Sea farm for Belgian mussels
With an innovative sea farm off the Belgian coast, Sea farm Westdiep, aims to meet the growing demand for sustainable protein-rich food. Research has shown that the Belgian North Sea is suitable for cultivating mussels. With the necessary permits, we started building the first commercial sea farm in Belgium.
First commercial sea farm in Belgium
As a retailer, we are actively working on innovative solutions to meet the growing demand for balanced and sustainable protein sources. In that context, we also strongly believe in the potential of the Belgian North Sea for the local cultivation of mussels, oysters and seaweed. In early 2022, we started developing the first commercial sea farm off the Belgian coast: sea farm Westdiep. A project that will benefit both biodiversity and employment.
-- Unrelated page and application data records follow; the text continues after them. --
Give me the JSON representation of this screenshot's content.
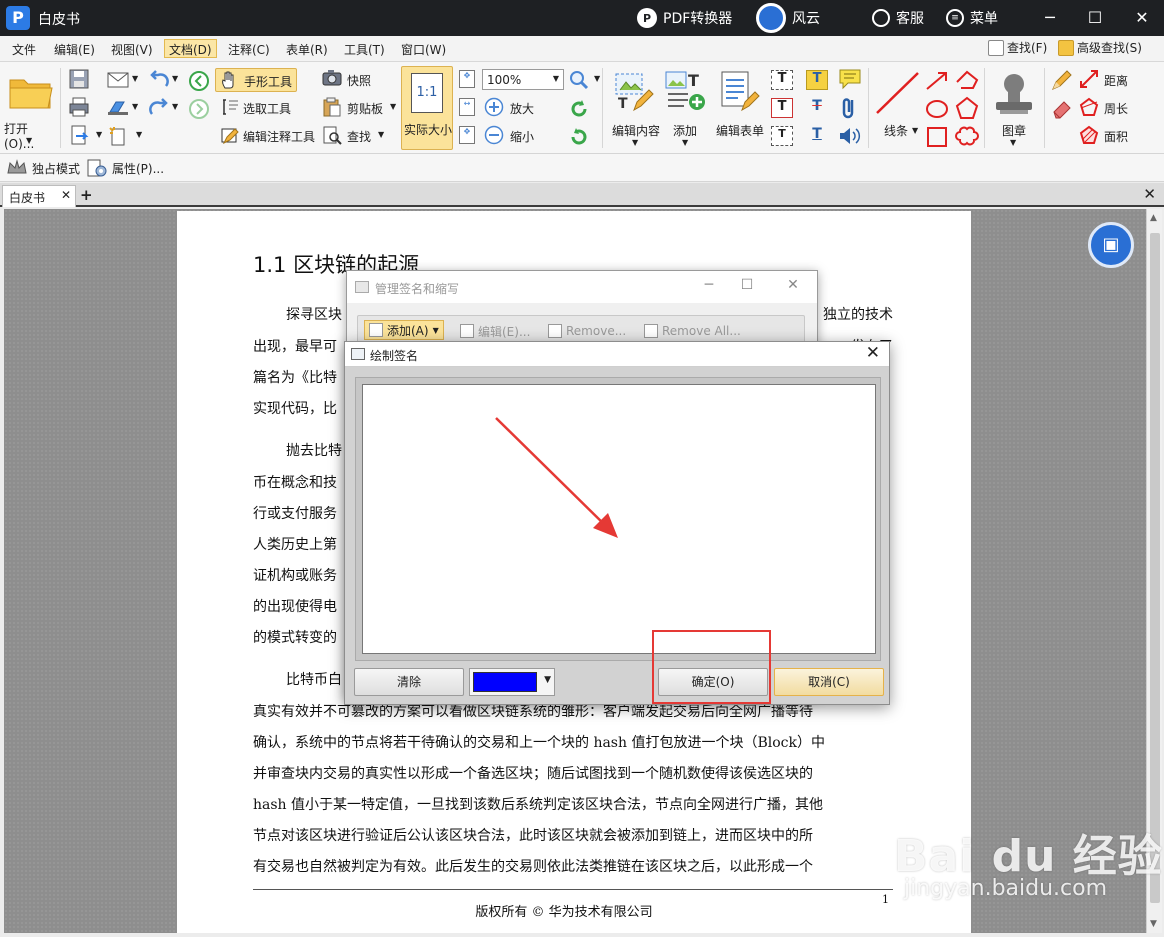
{
  "titlebar": {
    "app_name": "白皮书",
    "pdf_converter": "PDF转换器",
    "user": "风云",
    "service": "客服",
    "menu": "菜单"
  },
  "menubar": {
    "items": [
      "文件",
      "编辑(E)",
      "视图(V)",
      "文档(D)",
      "注释(C)",
      "表单(R)",
      "工具(T)",
      "窗口(W)"
    ],
    "find": "查找(F)",
    "advanced_find": "高级查找(S)"
  },
  "ribbon": {
    "open": "打开(O)...",
    "hand_tool": "手形工具",
    "select_tool": "选取工具",
    "edit_annotation_tool": "编辑注释工具",
    "snapshot": "快照",
    "clipboard": "剪贴板",
    "find": "查找",
    "actual_size": "实际大小",
    "actual_size_icon_text": "1:1",
    "zoom_value": "100%",
    "zoom_in": "放大",
    "zoom_out": "缩小",
    "edit_content": "编辑内容",
    "add": "添加",
    "edit_form": "编辑表单",
    "line": "线条",
    "stamp": "图章",
    "distance": "距离",
    "perimeter": "周长",
    "area": "面积"
  },
  "toolbar2": {
    "exclusive_mode": "独占模式",
    "properties": "属性(P)..."
  },
  "tabs": {
    "doc_tab": "白皮书"
  },
  "document": {
    "heading": "1.1 区块链的起源",
    "lines_left": [
      "探寻区块",
      "出现，最早可",
      "篇名为《比特",
      "实现代码，比",
      "抛去比特",
      "币在概念和技",
      "行或支付服务",
      "人类历史上第",
      "证机构或账务",
      "的出现使得电",
      "的模式转变的",
      "比特币白"
    ],
    "lines_right": [
      "独立的技术",
      "发布了"
    ],
    "lines_full": [
      "真实有效并不可篡改的方案可以看做区块链系统的雏形：客户端发起交易后向全网广播等待",
      "确认，系统中的节点将若干待确认的交易和上一个块的 hash 值打包放进一个块（Block）中",
      "并审查块内交易的真实性以形成一个备选区块；随后试图找到一个随机数使得该侯选区块的",
      "hash 值小于某一特定值，一旦找到该数后系统判定该区块合法，节点向全网进行广播，其他",
      "节点对该区块进行验证后公认该区块合法，此时该区块就会被添加到链上，进而区块中的所",
      "有交易也自然被判定为有效。此后发生的交易则依此法类推链在该区块之后，以此形成一个"
    ],
    "footer": "版权所有 © 华为技术有限公司",
    "page_number": "1"
  },
  "dialog_manage": {
    "title": "管理签名和缩写",
    "add": "添加(A)",
    "edit": "编辑(E)...",
    "remove": "Remove...",
    "remove_all": "Remove All..."
  },
  "dialog_draw": {
    "title": "绘制签名",
    "clear": "清除",
    "ok": "确定(O)",
    "cancel": "取消(C)",
    "pen_color": "#0000ff"
  },
  "watermark": {
    "main": "Bai du 经验",
    "sub": "jingyan.baidu.com"
  }
}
Off the Belgian West Coast
Sea farm Westdiep is located off the coast of Nieuwpoort and Koksijde in project zone C, as foreseen in the Marine Spatial Plan. In the start-up phase, we will only use a quarter of this zone. The zone is particularly well suited for the production of mussels, oysters and seaweed thanks to the presence of numerous nutrients and the good water quality. To ensure the safety of all boats, the sea farm is clearly demarcated and we installed a safety platform that monitors 24/7 traffic at sea in Zone C.
The cultivation of mussels, seaweed and oysters at open sea is an extractive form of aquaculture in which the shellfish obtain their nutrients from the seawater and nothing is added to the ecosystem. Moreover, a marine farm can serve as a refuge for fish and other marine life, as fishing and recreational boating are prohibited within the zone. This promotes biodiversity in the Belgian North Sea. Cultivation of mussels uses long line or ‘hanging culture’ technology: culture structures that are attached to strongly anchored ropes and buoys under water and that sway along with the sea current.
Belgian mussels in the store
We expect to take part in a first Belgian mussel season in the summer of 2023. In the meantime, we are also investigating the feasibility of cultivating seaweed and oysters, both of which are nutritious and sustainable sources of protein.